Sue-Ann Levy is not alone in her complaining about bike lanes slowing down cars; there is a campaign in the east end of Toronto to remove a bike lane on Woodbine Avenue that isn’t even completed yet. According to a petition that is circulating,
Traffic has increased since they’ve opened. We see many cars diverting to residential side streets in order to find quicker routes.
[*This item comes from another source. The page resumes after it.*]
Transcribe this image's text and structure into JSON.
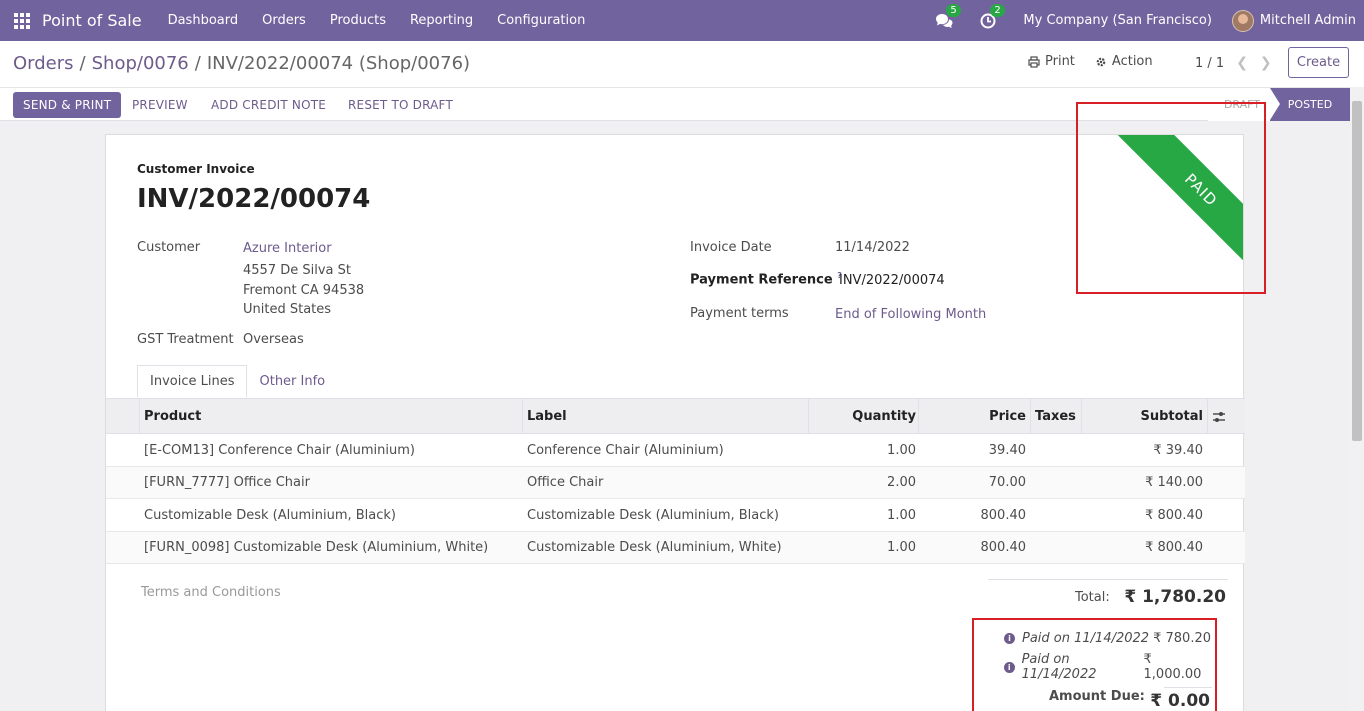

These routes are travelled by children walking to school and the increased traffic will make it less safe for them to walk home.
And don’t forget that bike lanes cause pollution! “The idling cars in traffic result in exhaust being expelled right in front of residential houses on a daily basis.”
It’s hard to for a planner to know what to do (unless you are Toronto’s Jennifer Keesmaat, and she up and quit.) As Carlton Reid points out, you can’t really get people onto bikes unless you make it harder to get into cars.
Cities without high cycle usage, but which want to gain the benefits that such usage brings individually and collectively, would need to restrict usage of cars… Sadly, such measures are known collectively, by media and politicians, as the “war on the motorist,” and in our short-termist political cycles it’s incredibly difficult to do anything that interferes with the sacrosanct Great Car Economy.
Back in Toronto, the mayor is as as short-termist a politician as you can get, and 2018 is an election year. The War On The Car types will probably be very happy and see the bike lanes torn out. Because there are more of them.